The lines to be copied are those below that contain "icon".

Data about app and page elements
══════════

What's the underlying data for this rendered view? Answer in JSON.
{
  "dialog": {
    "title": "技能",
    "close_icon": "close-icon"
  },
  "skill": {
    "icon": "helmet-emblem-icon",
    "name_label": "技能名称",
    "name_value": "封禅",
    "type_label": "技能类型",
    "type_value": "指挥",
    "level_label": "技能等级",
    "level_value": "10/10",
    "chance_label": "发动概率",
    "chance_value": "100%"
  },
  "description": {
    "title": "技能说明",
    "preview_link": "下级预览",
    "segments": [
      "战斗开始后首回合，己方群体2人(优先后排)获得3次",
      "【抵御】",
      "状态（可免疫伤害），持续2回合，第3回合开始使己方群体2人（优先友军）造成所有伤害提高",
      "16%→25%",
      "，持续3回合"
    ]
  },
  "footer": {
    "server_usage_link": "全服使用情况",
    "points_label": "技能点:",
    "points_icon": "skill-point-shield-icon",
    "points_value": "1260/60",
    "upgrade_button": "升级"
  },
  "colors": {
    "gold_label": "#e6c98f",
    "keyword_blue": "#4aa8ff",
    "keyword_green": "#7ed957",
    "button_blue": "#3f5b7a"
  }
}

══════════

Result =>
    "close_icon": "close-icon"
    "icon": "helmet-emblem-icon",
    "points_icon": "skill-point-shield-icon",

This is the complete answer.